We motor out of Fethiye Harbor into the Bay bound for Olu Deniz, one of Turkey’s best beaches.
The 15nm sail around the SE tip of Fethiye Bay towards the cape of Yogun Burnu and Olu Deniz turns out to be the best conditions yet. Close to 20 knots of wind on our beam gives us 8+ kn with one reef in the main.
Dan, John, Bob, and Aynsley take turns at the helm. A great benefit of the double helm is the ease of
having a novice at the wheel – the skipper doesn’t need to hover over the nervous novice.
As we turn north into the bay the wind drops. We motor-sail around Yogun Burnu to the long sandy beach of outer Olu Deniz. The steep relief of the Babadag Mountains combines with the sea to create an updraft popular with hang gliders. Colorful kites soaring from the cliffside gently spiral down to the beach as we approach the anchorage.
Olu Deniz is one of Turkey’s gems.

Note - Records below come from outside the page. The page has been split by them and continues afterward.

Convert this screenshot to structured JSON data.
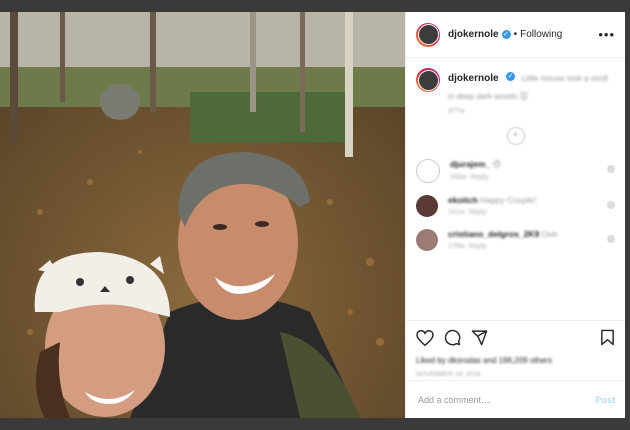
{
  "post": {
    "username": "djokernole",
    "separator": "•",
    "follow_status": "Following",
    "more_icon": "more-horizontal-icon",
    "caption": "Little mouse took a stroll in deep dark woods 🐭",
    "caption_time": "377w",
    "comments": [
      {
        "user": "djurajem_",
        "text": "😍",
        "time": "160w",
        "reply": "Reply"
      },
      {
        "user": "ekoitch",
        "text": "Happy Couple!",
        "time": "161w",
        "reply": "Reply"
      },
      {
        "user": "cristiano_delgros_2K9",
        "text": "Ooh",
        "time": "178w",
        "reply": "Reply"
      }
    ],
    "likes_text": "Liked by dkorodas and 196,209 others",
    "date": "NOVEMBER 18, 2018",
    "add_comment_placeholder": "Add a comment…",
    "post_label": "Post"
  },
  "colors": {
    "accent": "#3897f0",
    "post_disabled": "#b3dbff",
    "overlay": "#3a3a3a"
  }
}
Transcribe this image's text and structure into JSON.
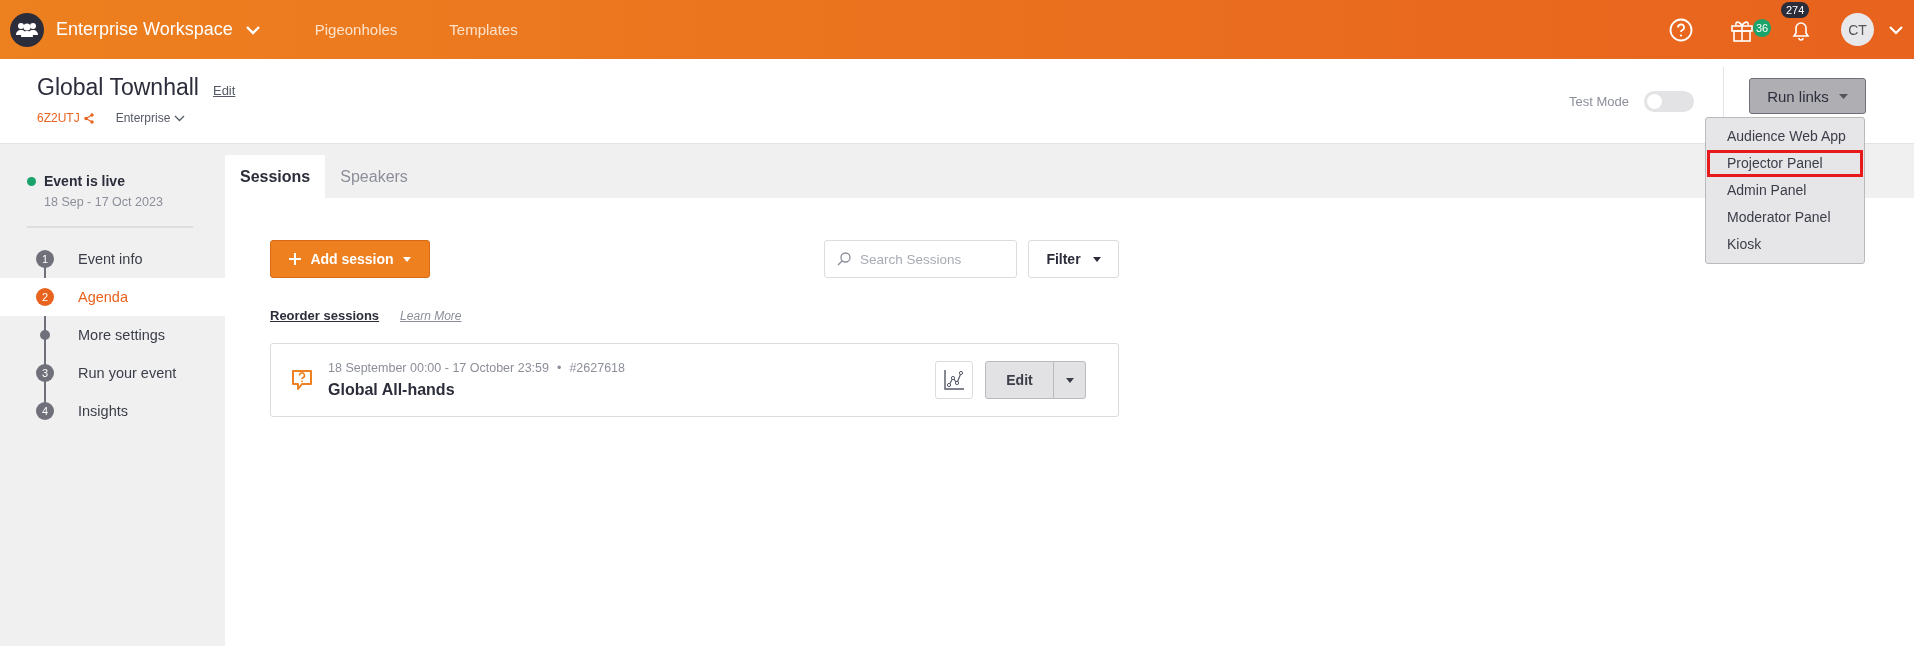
{
  "header": {
    "workspace": "Enterprise Workspace",
    "nav": [
      "Pigeonholes",
      "Templates"
    ],
    "gift_badge": "36",
    "notifications_badge": "274",
    "avatar": "CT"
  },
  "event": {
    "title": "Global Townhall",
    "edit_link": "Edit",
    "code": "6Z2UTJ",
    "plan": "Enterprise",
    "test_mode": {
      "label": "Test Mode",
      "on": false
    },
    "run_links_button": "Run links"
  },
  "run_links_menu": [
    {
      "label": "Audience Web App",
      "highlighted": false
    },
    {
      "label": "Projector Panel",
      "highlighted": true
    },
    {
      "label": "Admin Panel",
      "highlighted": false
    },
    {
      "label": "Moderator Panel",
      "highlighted": false
    },
    {
      "label": "Kiosk",
      "highlighted": false
    }
  ],
  "sidebar": {
    "status": "Event is live",
    "dates": "18 Sep - 17 Oct 2023",
    "steps": [
      {
        "kind": "numbered",
        "number": "1",
        "label": "Event info",
        "selected": false
      },
      {
        "kind": "numbered",
        "number": "2",
        "label": "Agenda",
        "selected": true
      },
      {
        "kind": "dot",
        "label": "More settings",
        "selected": false
      },
      {
        "kind": "numbered",
        "number": "3",
        "label": "Run your event",
        "selected": false
      },
      {
        "kind": "numbered",
        "number": "4",
        "label": "Insights",
        "selected": false
      }
    ]
  },
  "tabs": [
    {
      "label": "Sessions",
      "selected": true
    },
    {
      "label": "Speakers",
      "selected": false
    }
  ],
  "toolbar": {
    "add_session": "Add session",
    "search": {
      "placeholder": "Search Sessions"
    },
    "filter": "Filter"
  },
  "links": {
    "reorder": "Reorder sessions",
    "learn_more": "Learn More"
  },
  "sessions": [
    {
      "schedule": "18 September 00:00 - 17 October 23:59",
      "separator": "•",
      "id": "#2627618",
      "title": "Global All-hands",
      "edit": "Edit"
    }
  ]
}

To the left of the outer beach, a spit of white sandy beach guards the entrance to the beautiful blue lagoon of Olu Denis: the ‘Sea of the Dead’. Unfortunately named, as the legend goes, from an incident where a father did an unsuccessful man overboard drill with his son in an argument about where to steer their craft in an unsettled sea hiding the safe harbor of Olu Deniz.
Yachts are not allowed into the lagoon where the prettiest beach lies. Small craft will take you in. A local guy in a launch approaches and guides us into the protected NE side of Yogun Burnu. He is quite helpful, directing us where best to drop anchor aside a couple of small gulets and helps by tying our stern line to a jutting rock on shore. We pull the anchor rode tight for a modified med mooring.
Then we get the bite. He’s an ice cream salesman! Dove Bars for 8 TL apiece are not cheap but he was helpful so we buy four. Excellent day-end dessert worth every Lire. We swim and relax on Olivia to Bob’s shrimp dinner.
The following day a lull holds through the morning. We motorsail back towards Marmaris with the crew enjoying sunbathing on Olivia’s large deck until the wind picked up to 7 kn so we put up sail into Ciftlik.
Dan takes the helm. He’s getting the hang of keeping the sails full and staying on course with the slight wind shifts. We pass Ciftlik Adasi, a small rock island at the entrance to Ciftlik harbor about 4 pm.
Nicki and Aynsley come back from the showers with a report on the restaurant and its menu. The long day has everyone in a festive and hungry mood. We enjoy crisp white wine with our
excellent prawn casseroles.
Marmaris Harbor the next morning to fill the tank. Bob brings us alongside the fuel dock smoothly. Once fueled, we head back out into the Bay.The wind picks up to 10 kn and we have a fine afternoon zigzagging the Gulf. Aynsley is keen for the helm, Dan is always ready and Sara gives it a try.
For a late lunch, we anchor in Turunc Buka, a small cove with a few yachts and a small restaurant. A final tasty late lunch is prepared courtesy of Nicki, Jules, Dan and Aynsley and we all have a refreshing last swim.